SLP Badge Transparent.png
Read the
State Legislative Tracker
New edition available now!




Texas' 31st Congressional District

From Ballotpedia
Jump to: navigation, search
Texas' 31st Congressional District
Texas' 31st.JPG
Current incumbentJohn Carter Republican Party
Population721,698
Gender50.9% Female, 49.1% Male
Race77.0% White, 11.2% Black, 4.4% Asian
Ethnicity23.1% Hispanic
Unemployment9.4%
Median household income$58,960
High school graduation rate90.6%
College graduation rate32.5%
Next electionNovember 4, 2014
Texas' 31st Congressional District is located in the central portion of the state and includes Bell and Williamson counties.[1]

The current representative of the 31st Congressional District is John Carter (R).

Elections

2014

See also: Texas' 31st Congressional District elections, 2014

The 31st Congressional District of Texas will hold an election for the U.S. House of Representatives on November 4, 2014.

2012

See also: Texas' 31st Congressional District elections, 2012

The 31st Congressional District of Texas held an election for the U.S. House of Representatives on November 6, 2012, in which incumbent John Carter (R) won re-election. He defeated Stephen Wyman (D) and Ethan Garofolo (L) in the general election.[2]

U.S. House, Texas District 31 General Election, 2012
Party Candidate Vote % Votes
     Republican Green check mark transparent.pngJohn R. Carter Incumbent 61.3% 145,348
     Democratic Stephen M. Wyman 35% 82,977
     Libertarian Ethan Garofalo 3.7% 8,862
Total Votes 237,187
Source: Texas Secretary of State "Official Election Results, 2012 General Election"

2010
On November 2, 2010, John Carter won re-election to the United States House. He defeated Bill Oliver (L) in the general election.[3]

U.S. House, Texas District 31 General Election, 2010
Party Candidate Vote % Votes
     Republican Green check mark transparent.pngJohn Carter incumbent 82.5% 126,384
     Libertarian Bill Oliver 17.5% 26,735
Total Votes 153,119

2008
On November 4, 2008, John Carter won re-election to the United States House. He defeated Brian Ruiz (D) and Barry Cooper (L) in the general election.[4]

U.S. House, Texas District 31 General Election, 2008
Party Candidate Vote % Votes
     Republican Green check mark transparent.pngJohn Carter incumbent 60.3% 175,563
     Democratic Brian Ruiz 36.6% 106,559
     Libertarian Barry Cooper 3.2% 9,182
Total Votes 291,304

2006
On November 7, 2006, John Carter won re-election to the United States House. He defeated Mary Beth Harrell (D) and Matt McAdoo (L) in the general election.[5]

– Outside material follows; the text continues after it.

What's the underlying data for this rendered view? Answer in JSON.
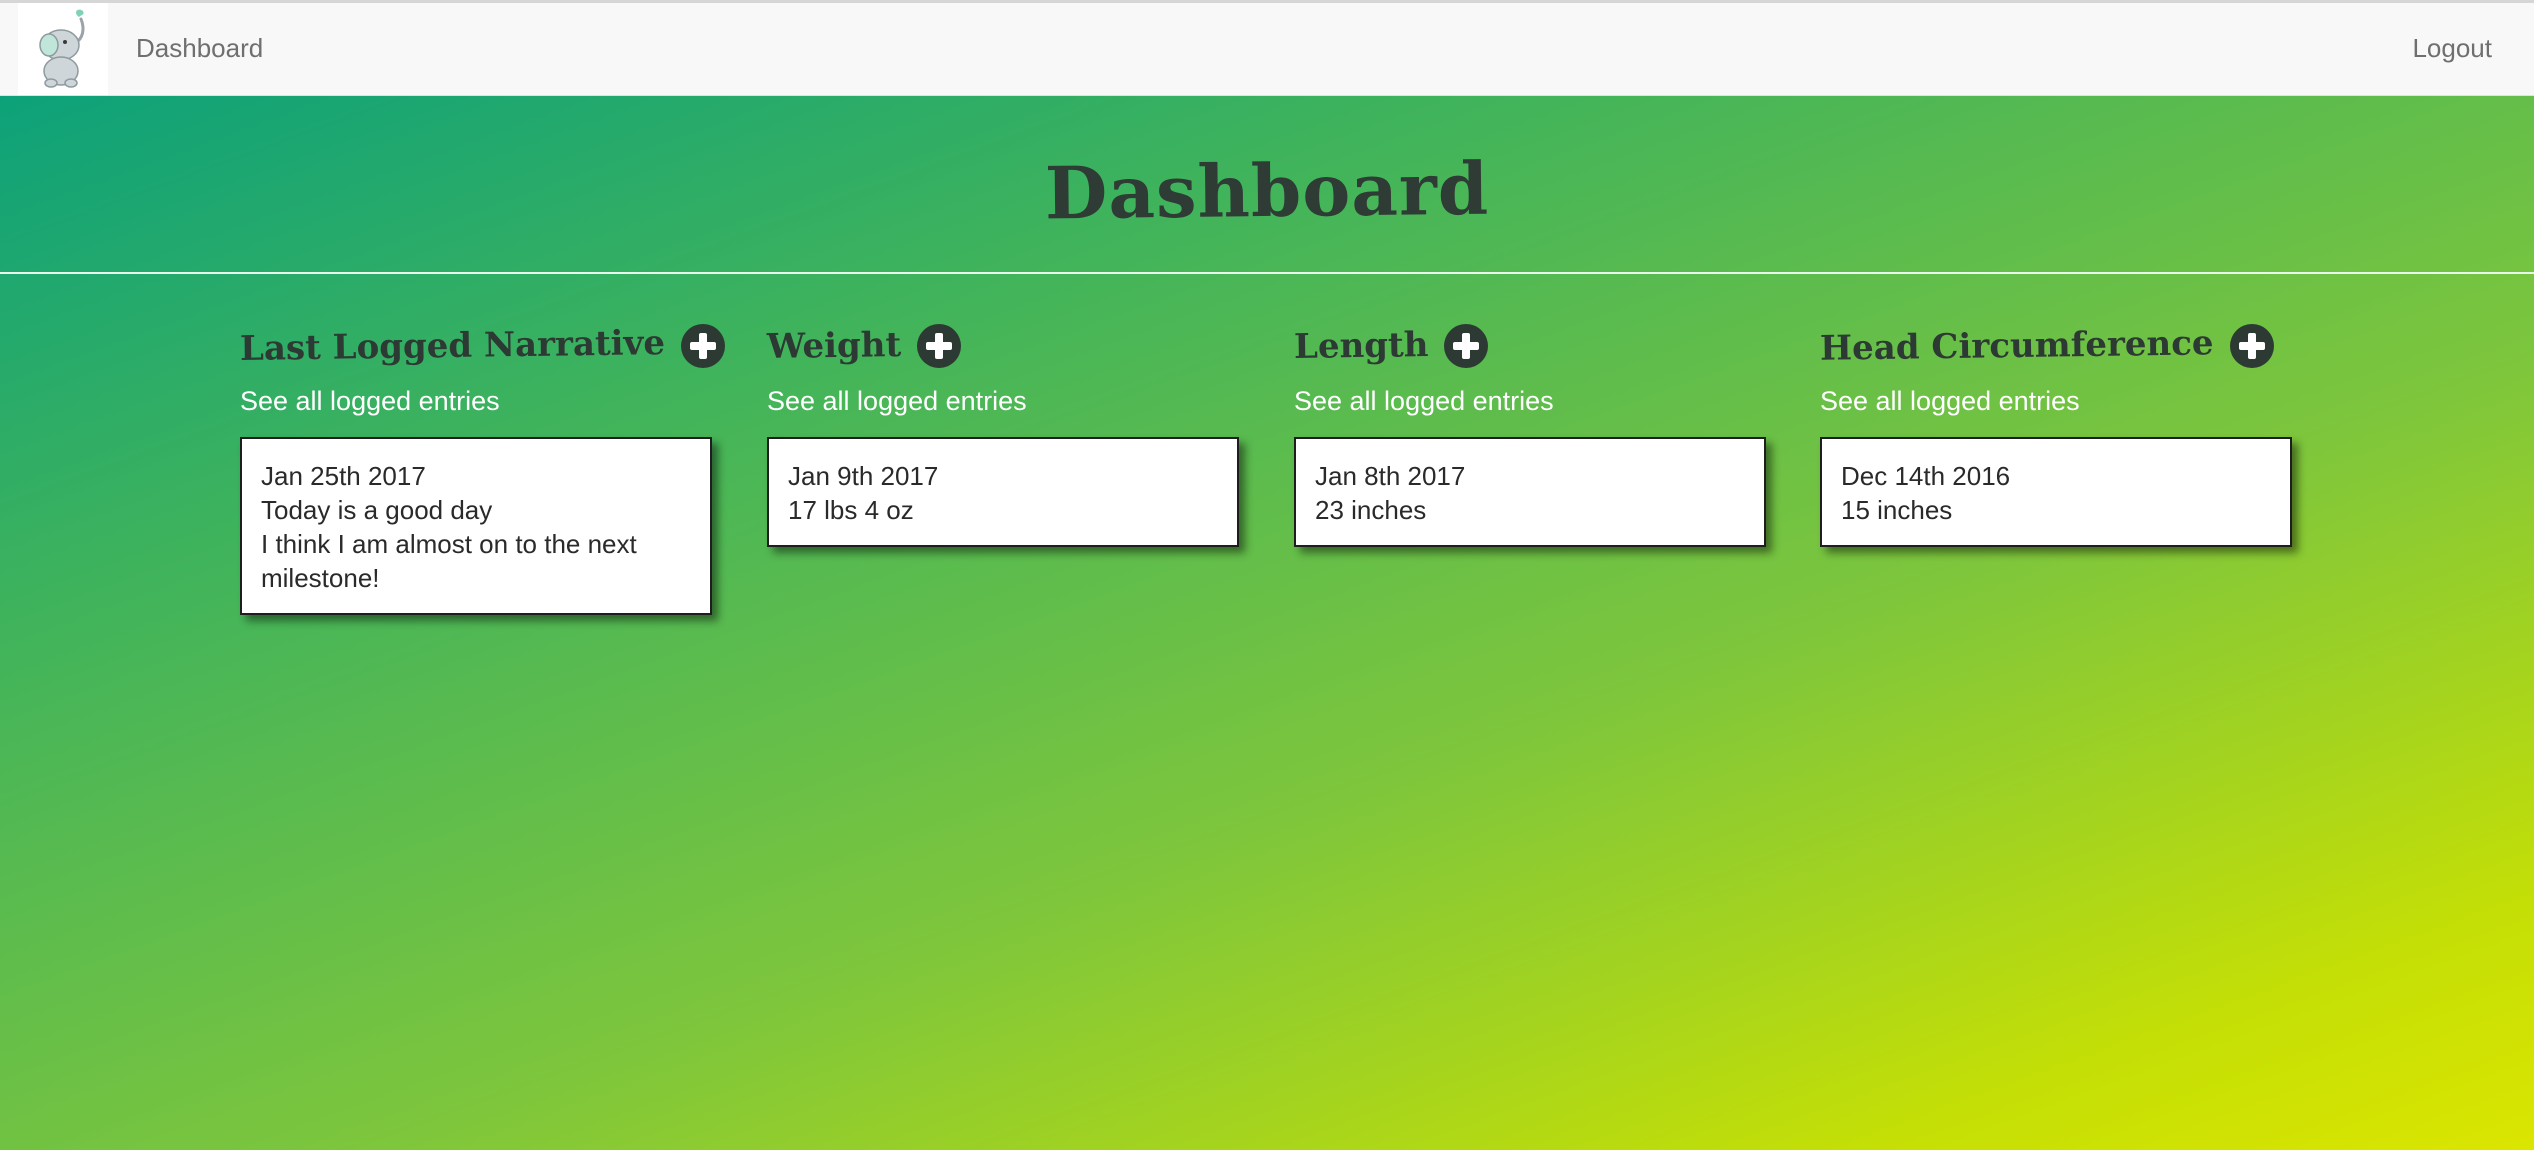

U.S. House, Texas District 31 General Election, 2006
Party Candidate Vote % Votes
     Republican Green check mark transparent.pngJohn Carter incumbent 58.5% 90,869
     Democratic Mary Beth Harrell 38.8% 60,293
     Libertarian Matt McAdoo 2.7% 4,221
Total Votes 155,383

2004
On November 2, 2004, John Carter won re-election to the United States House. He defeated Jon Porter (D) and Celeste Adams (L) in the general election.[6]

U.S. House, Texas District 31 General Election, 2004
Party Candidate Vote % Votes
     Republican Green check mark transparent.pngJohn Carter incumbent 64.8% 160,247
     Democratic Jon Porter 32.5% 80,292
     Libertarian Celeste Adams 2.8% 6,888
Total Votes 247,427

2002
On November 5, 2002, John Carter won election to the United States House. He defeated David Bagley (D), Clark Simmons (L), John Petersen (G) and R. C. Crawford (I) in the general election.[7]

U.S. House, Texas District 31 General Election, 2002
Party Candidate Vote % Votes
     Republican Green check mark transparent.pngJohn Carter 69.1% 111,556
     Democratic David Bagley 27.4% 44,183
     Libertarian Clark Simmons 1.3% 2,037
     Green John Petersen 1.2% 1,992
     Independent R. C. Crawford 1.1% 1,716
Total Votes 161,484

Redistricting

The 31st Congressional District of Texas, prior to the 2010-2011 redistricting process.
See also: Redistricting in Texas

Texas was redistricted in 2011. The controversial map, approved by the Texas Legislature and signed by Gov. Rick Perry, was appealed up to the U.S. Supreme Court before going into effect.[8]

External links

See also

References